I’m 45 miles directly north of Galveston. Every time the weatherman shows the projected line of the storm it seems to be coming right at us. It’s 2 p.m. and they’ve told us Ike will arrive around 1 a.m., so we’ve got 11 hours or so before he gets here. 

 

I’ve lived in Houston for 25 years and to date, the worst hurricane I’ve experienced was Alicia, which hit Houston a week after I had moved here. (Welcome to the Gulf Coast!) That storm was a whopper. It left most of the city without water and electricity for a week or more and the damage was widespread. 

 

Aside from the water, which rises quickly but generally drains out just as fast, most hurricane damage is caused by wind. People generally don’t associate lots of trees with Southeast Texas, but we actually are on the southern tip of one of the largest pine forests in the country. 

 

I vividly remember looking out of my 15th-story dorm room at the University of Houston when Alicia hit and watching 200 foot pine trees being snapped off at the ground and tossed about like they were toothpicks.
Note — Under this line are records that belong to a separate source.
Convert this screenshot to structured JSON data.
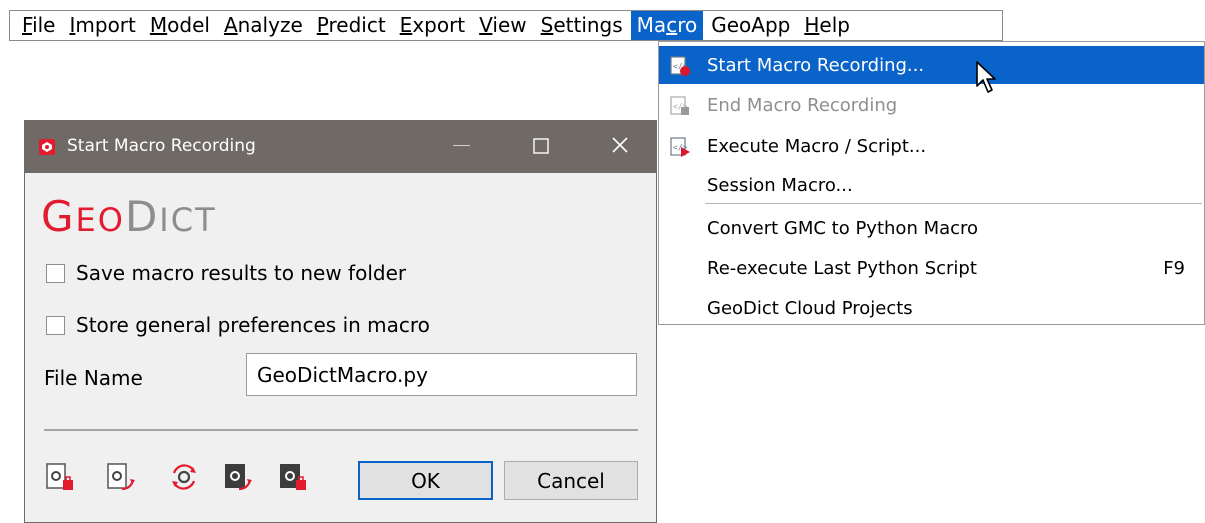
{
  "menubar": {
    "items": [
      {
        "label": "File",
        "mnemonic": "F",
        "rest": "ile",
        "active": false
      },
      {
        "label": "Import",
        "mnemonic": "I",
        "rest": "mport",
        "active": false
      },
      {
        "label": "Model",
        "mnemonic": "M",
        "rest": "odel",
        "active": false
      },
      {
        "label": "Analyze",
        "mnemonic": "A",
        "rest": "nalyze",
        "active": false
      },
      {
        "label": "Predict",
        "mnemonic": "P",
        "rest": "redict",
        "active": false
      },
      {
        "label": "Export",
        "mnemonic": "E",
        "rest": "xport",
        "active": false
      },
      {
        "label": "View",
        "mnemonic": "V",
        "rest": "iew",
        "active": false
      },
      {
        "label": "Settings",
        "mnemonic": "S",
        "rest": "ettings",
        "active": false
      },
      {
        "label": "Macro",
        "pre": "Ma",
        "mnemonic": "c",
        "rest": "ro",
        "active": true
      },
      {
        "label": "GeoApp",
        "mnemonic": "",
        "rest": "GeoApp",
        "active": false
      },
      {
        "label": "Help",
        "mnemonic": "H",
        "rest": "elp",
        "active": false
      }
    ]
  },
  "macro_menu": {
    "items": [
      {
        "label": "Start Macro Recording...",
        "icon": "start-recording-icon",
        "state": "selected"
      },
      {
        "label": "End Macro Recording",
        "icon": "end-recording-icon",
        "state": "disabled"
      },
      {
        "label": "Execute Macro / Script...",
        "icon": "execute-script-icon",
        "state": "normal"
      },
      {
        "label": "Session Macro...",
        "icon": "",
        "state": "normal"
      },
      {
        "label": "Convert GMC to Python Macro",
        "icon": "",
        "state": "normal"
      },
      {
        "label": "Re-execute Last Python Script",
        "icon": "",
        "state": "normal",
        "shortcut": "F9"
      },
      {
        "label": "GeoDict Cloud Projects",
        "icon": "",
        "state": "normal"
      }
    ]
  },
  "dialog": {
    "title": "Start Macro Recording",
    "logo": {
      "geo_first": "G",
      "geo_rest": "EO",
      "dict_first": "D",
      "dict_rest": "ICT"
    },
    "save_results_label": "Save macro results to new folder",
    "store_prefs_label": "Store general preferences in macro",
    "file_name_label": "File Name",
    "file_name_value": "GeoDictMacro.py",
    "ok_label": "OK",
    "cancel_label": "Cancel"
  },
  "colors": {
    "accent": "#0a63c9",
    "brand_red": "#e31b2f",
    "titlebar": "#6f6a66"
  }
}
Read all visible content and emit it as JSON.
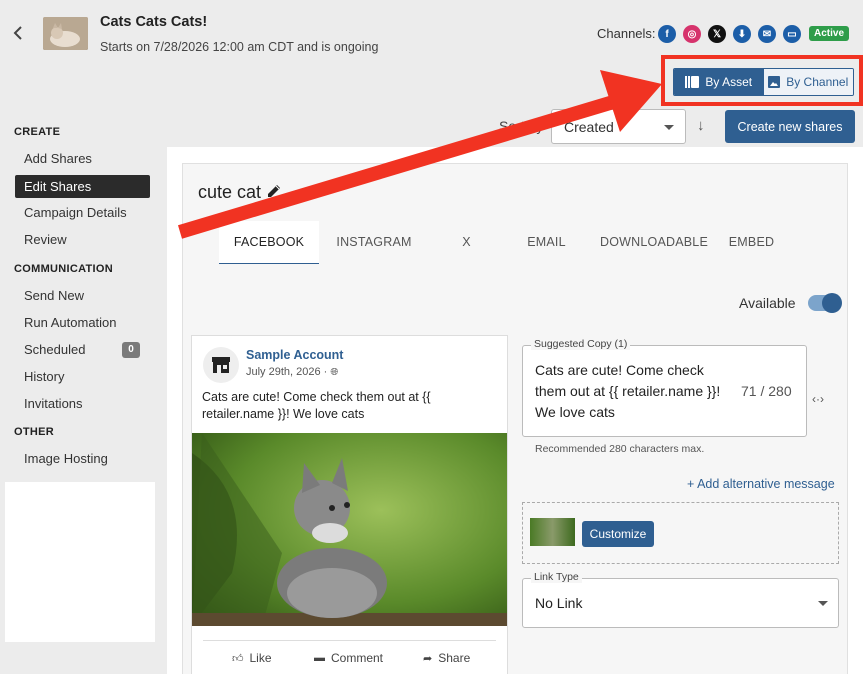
{
  "header": {
    "title": "Cats Cats Cats!",
    "subtitle": "Starts on 7/28/2026 12:00 am CDT and is ongoing",
    "channels_label": "Channels:",
    "status": "Active",
    "view_toggle": {
      "by_asset": "By Asset",
      "by_channel": "By Channel"
    }
  },
  "channels": [
    {
      "name": "facebook-icon",
      "glyph": "f",
      "color": "#1c5ea8"
    },
    {
      "name": "instagram-icon",
      "glyph": "◎",
      "color": "#d6336c"
    },
    {
      "name": "x-icon",
      "glyph": "𝕏",
      "color": "#111111"
    },
    {
      "name": "download-icon",
      "glyph": "⬇",
      "color": "#1c5ea8"
    },
    {
      "name": "email-icon",
      "glyph": "✉",
      "color": "#1c5ea8"
    },
    {
      "name": "embed-icon",
      "glyph": "▭",
      "color": "#1c5ea8"
    }
  ],
  "sidebar": {
    "create_heading": "CREATE",
    "create_items": [
      "Add Shares",
      "Edit Shares",
      "Campaign Details",
      "Review"
    ],
    "communication_heading": "COMMUNICATION",
    "communication_items": [
      "Send New",
      "Run Automation",
      "Scheduled",
      "History",
      "Invitations"
    ],
    "scheduled_count": "0",
    "other_heading": "OTHER",
    "other_items": [
      "Image Hosting"
    ]
  },
  "toolbar": {
    "sort_label": "Sort by",
    "sort_value": "Created",
    "create_button": "Create new shares"
  },
  "asset": {
    "title": "cute cat",
    "tabs": [
      "FACEBOOK",
      "INSTAGRAM",
      "X",
      "EMAIL",
      "DOWNLOADABLE",
      "EMBED"
    ],
    "available_label": "Available"
  },
  "preview": {
    "account": "Sample Account",
    "date": "July 29th, 2026 ·",
    "text": "Cats are cute! Come check them out at {{ retailer.name }}! We love cats",
    "actions": {
      "like": "Like",
      "comment": "Comment",
      "share": "Share"
    }
  },
  "copy": {
    "legend": "Suggested Copy (1)",
    "text": "Cats are cute! Come check them out at {{ retailer.name }}! We love cats",
    "count": "71 / 280",
    "recommendation": "Recommended 280 characters max.",
    "add_alternative": "+ Add alternative message",
    "customize_button": "Customize",
    "link_type_legend": "Link Type",
    "link_type_value": "No Link"
  },
  "colors": {
    "primary": "#2f5f91",
    "active_badge": "#2e9d4a",
    "highlight": "#f13322"
  }
}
It was very alarming.

 

Looking back on the stats of that storm, Ike is almost a carbon copy as far as strength — Category 3, with winds of 115 mph — and even atmospheric pressure, 960 megabars. I’m not sure what that means but it can’t be good.

 

Alicia actually hit a little south of Houston, so we were on the “dirty” side of the system, which generally is where all the bad things happen. Since the two storms are so similar, I feel like I kind of know what to expect.

 

The encouraging news so far is that the evacuation process of Galveston, which was terribly late for Alicia, worked well this time. It’s a good thing too because officials say Galveston Island will be completely underwater for at least 12 hours. We’re already seeing a hint of the flooding all along the coast. There’s going to be a lot of damage, it appears.

 

Around my neighborhood, the power company people, in a preemptive move, have come through and cut down all the dead trees that could possibly fall on electrical lines. Not a bad idea, I suppose. The highways are clear for the most part and the stores that were open this morning are all closed at this point. Some have even been boarded up.

 

Hopefully, we’ll be okay.

 

— Rob Geiger covers drag racing for AutoWeek magazine and is a contributor to USA Today. He also publishes drag racing news on his Web site, www.go2geiger.com.